As of April 2012, Ealing Council had nearly 15,000 people on its housing waiting list and demand for social and affordable housing in Ealing remains massively high.
The Liberal Democrats believe we need more investment in house building to tackle this shortage and to give the economy a much needed boost. Mrs Thatcher's Tory Government encouraged Council tenants to buy their own homes, but it handicapped local authorities like Ealing by not allowing them to use the income to reinvest in their housing stock leaving councils with a chronic shortage and ageing stock. Investment by the New Labour Government in building new social housing was too little, too late.
The Liberal Democrats in the coalition Government have given local authorities much greater control over their housing finances and, as a result, more flexibility in managing and improving their housing stock to meet future demand. The Government has also allocated £5.1 million in New Homes Bonus grants to Ealing in 2013/14 for delivering 1335 new homes and bringing back 281 empty homes back into use including 670 affordable units.

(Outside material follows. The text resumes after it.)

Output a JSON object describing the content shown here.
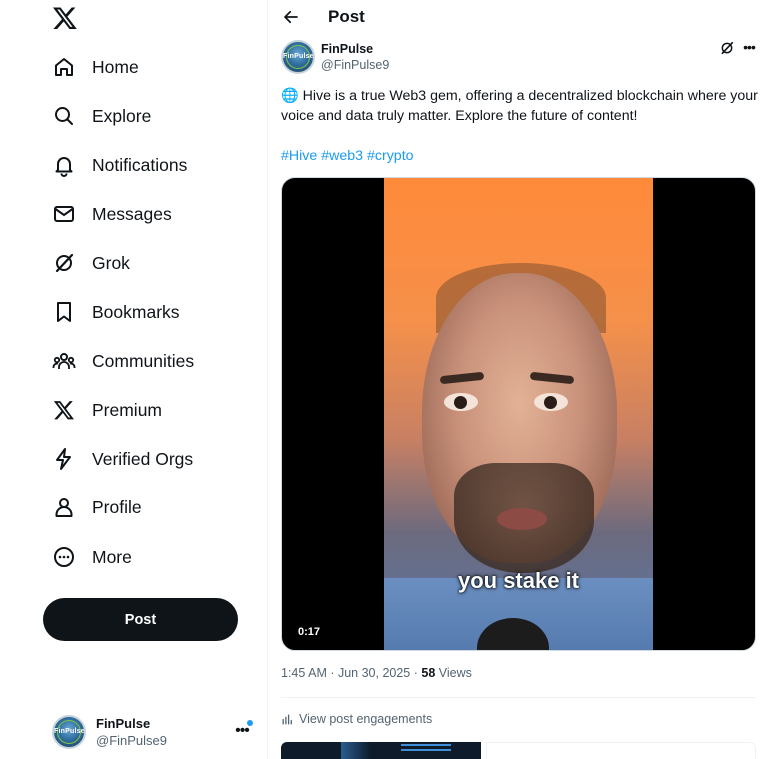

Sadly, Ealing Council appears to be wedded to pretty much building on sites along the Uxbridge Road corridor. Homes are needed across the borough and not just along the Uxbridge Road.
Ealing Council for a long time has not used government powers as much as it should have, to bring back more homes into use. Only six months ago there were nearly 3,000 empty private properties, and many had been empty for over three years! These buildings are an eyesore and attract anti-social behaviour.
One example of this is the former Henry Paul Undertakers property at 3-7 Uxbridge Road in Hanwell which has been vacant for more than two years. The council should be doing more to bring sites like this back into use, but until my colleague Liberal Democrat Councillor Nigel Bakhai contacted them, Council officers had not even identified this site in a very prominent location as an empty property!
It is also crucial that Ealing Council maintains its housing stock in good state of repair but the last two housing repair contractors have failed to deliver on this front. These two contacts handed out by Ealing Council to Keirs, and to Morrisons, did not deliver as they were expected to. Council tenants deserve better.
What is your experience of housing in Ealing? Let me know your thoughts by email to: email@example.com
Councillor Gary Malcolm,
Leader Ealing Liberal Democrat Group